NATOA, an advocacy group focused on local-government communications and Internet policy, joined with the National Association of Counties and the U.S. Conference of Mayors in responding to a Federal Communications Commission request for comments on the proposed rule, Accessibility of User Interfaces, and Video Programming Guides and Menus.

On May 30, the FCC issued the notice of proposed rule making that seeks to require that television-user interfaces, video-programming guides and menus provided by digital apparatus and navigation devices be accessible to people who are blind or visually impaired.

In the comments filed by NATO, NAC and the mayors’ conference, the organizations said the Twenty-First Century Communications and Video Accessibility Act of 2010 (P.L. 111-260) provides the FCC with the legal authority to require cable providers carry program-description information in the PEG channels’ programming guides.

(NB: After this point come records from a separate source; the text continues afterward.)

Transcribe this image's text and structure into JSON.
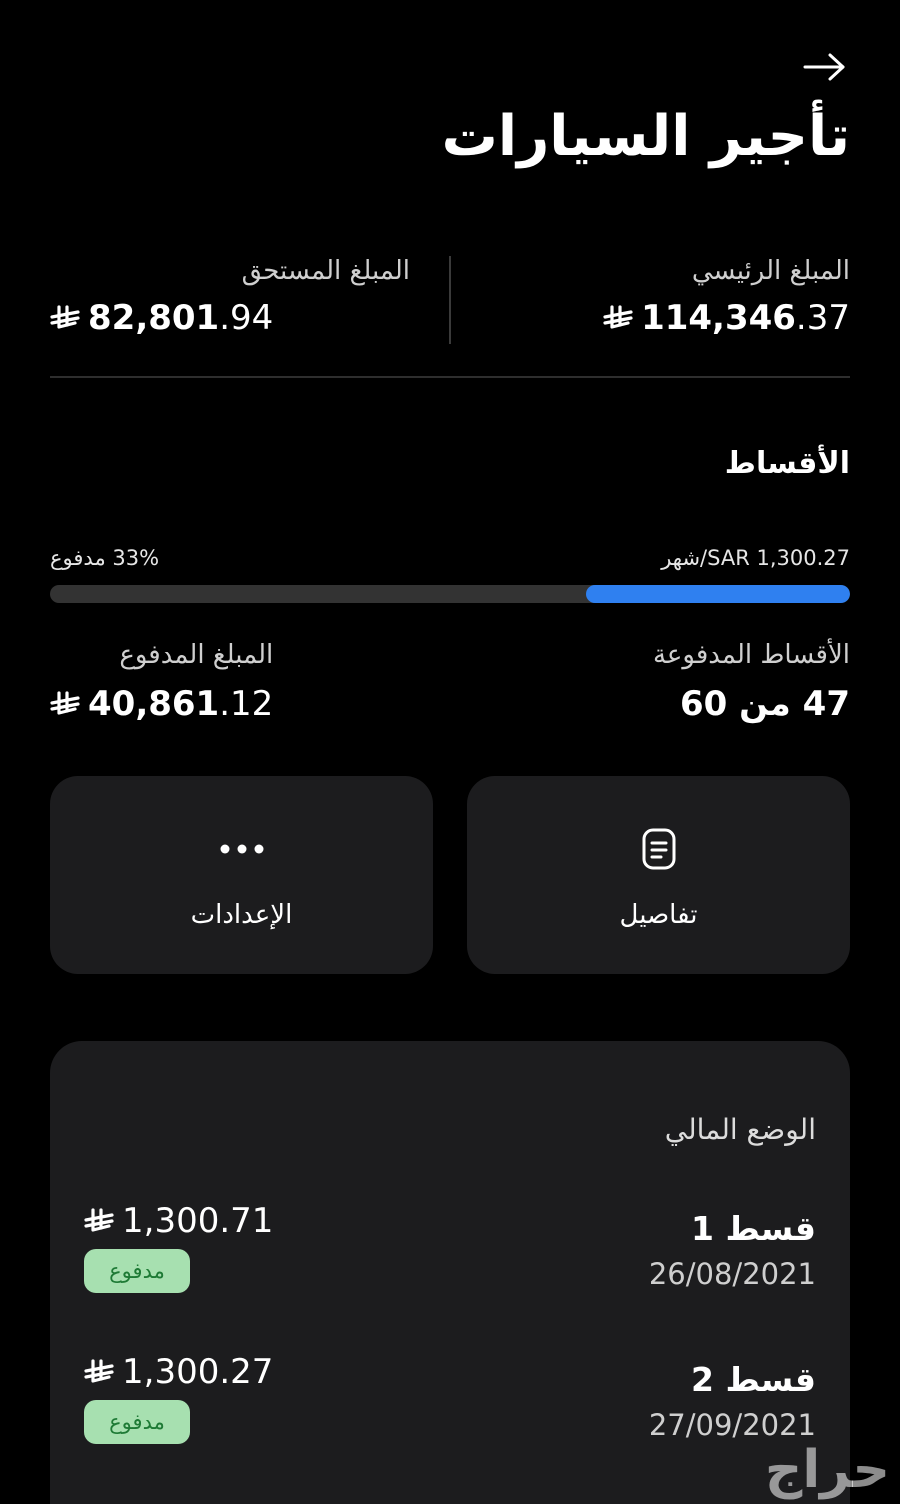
{
  "header": {
    "back_icon": "arrow-right-icon",
    "title": "تأجير السيارات"
  },
  "amounts": {
    "principal": {
      "label": "المبلغ الرئيسي",
      "whole": "114,346",
      "decimal": ".37"
    },
    "due": {
      "label": "المبلغ المستحق",
      "whole": "82,801",
      "decimal": ".94"
    },
    "currency_icon": "saudi-riyal-icon"
  },
  "installments": {
    "title": "الأقساط",
    "monthly": "SAR 1,300.27/شهر",
    "paid_percent_label": "33% مدفوع",
    "progress_fraction": 0.33,
    "paid_count": {
      "label": "الأقساط المدفوعة",
      "value": "47 من 60"
    },
    "paid_amount": {
      "label": "المبلغ المدفوع",
      "whole": "40,861",
      "decimal": ".12"
    }
  },
  "actions": [
    {
      "label": "تفاصيل",
      "icon": "document-icon"
    },
    {
      "label": "الإعدادات",
      "icon": "more-dots-icon"
    }
  ],
  "financial_status": {
    "title": "الوضع المالي",
    "items": [
      {
        "name": "قسط 1",
        "date": "26/08/2021",
        "whole": "1,300",
        "decimal": ".71",
        "status": "مدفوع"
      },
      {
        "name": "قسط 2",
        "date": "27/09/2021",
        "whole": "1,300",
        "decimal": ".27",
        "status": "مدفوع"
      }
    ]
  },
  "watermark": "حراج",
  "colors": {
    "background": "#000000",
    "card": "#1c1c1e",
    "progress_fill": "#2f80f0",
    "progress_track": "#333333",
    "badge_bg": "#a7e0b0",
    "badge_text": "#1e7a35"
  }
}
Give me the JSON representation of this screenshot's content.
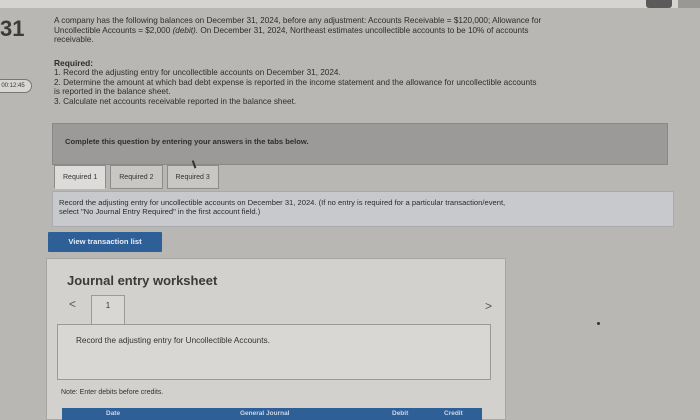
{
  "question_number": "31",
  "timer": "00:12:45",
  "problem": {
    "line1": "A company has the following balances on December 31, 2024, before any adjustment: Accounts Receivable = $120,000; Allowance for",
    "line2_a": "Uncollectible Accounts = $2,000 ",
    "line2_italic": "(debit).",
    "line2_b": " On December 31, 2024, Northeast estimates uncollectible accounts to be 10% of accounts",
    "line3": "receivable."
  },
  "required": {
    "heading": "Required:",
    "items": [
      "1. Record the adjusting entry for uncollectible accounts on December 31, 2024.",
      "2. Determine the amount at which bad debt expense is reported in the income statement and the allowance for uncollectible accounts",
      "is reported in the balance sheet.",
      "3. Calculate net accounts receivable reported in the balance sheet."
    ]
  },
  "banner_text": "Complete this question by entering your answers in the tabs below.",
  "tabs": [
    "Required 1",
    "Required 2",
    "Required 3"
  ],
  "instruction": {
    "line1": "Record the adjusting entry for uncollectible accounts on December 31, 2024. (If no entry is required for a particular transaction/event,",
    "line2": "select \"No Journal Entry Required\" in the first account field.)"
  },
  "view_transaction_list": "View transaction list",
  "worksheet": {
    "title": "Journal entry worksheet",
    "page": "1",
    "prev": "<",
    "next": ">",
    "description": "Record the adjusting entry for Uncollectible Accounts.",
    "note": "Note: Enter debits before credits.",
    "columns": [
      "Date",
      "General Journal",
      "Debit",
      "Credit"
    ]
  }
}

“The plain language of section 205 of the CVAA authorizes the FCC to require audibility of on-screen menus so that the visually impaired can have meaningful access to any array of programming,” the letter said. “However, in order for audible on-screen menus to have functional utility to the visually impaired, the on-screen menu itself should be populated with information that is meaningful and helpful in program selection,” it said.

Currently, many local PEG programs are displayed on the on-screen menu as simply “local government access,” and an audible version of this description would not provide a visually impaired viewer with sufficient information to make a meaningful program selection, according to the letter. That “discourages civic engagement,” the letter adds.

Therefore, “the FCC could and should require that cable distributors display program information as provided by the local PEG station on navigational devices so that when audible on-screen menus become a reality, the visually impaired can more readily access and participate in civic activities,” the letter said.

Click here to access the letter.


Producing and Programming on a Shoestring-in Alaska promo image

Producing and Programming on a Shoestring-in Alaska

Anchorage, Alaska has about 280,000 residents, a local government access channel (Channel 10), a closed circuit fire training cable channel, a public education Web site, live cablecasting of municipal assembly meetings, satellite downlinks, and video Web production. by James Careless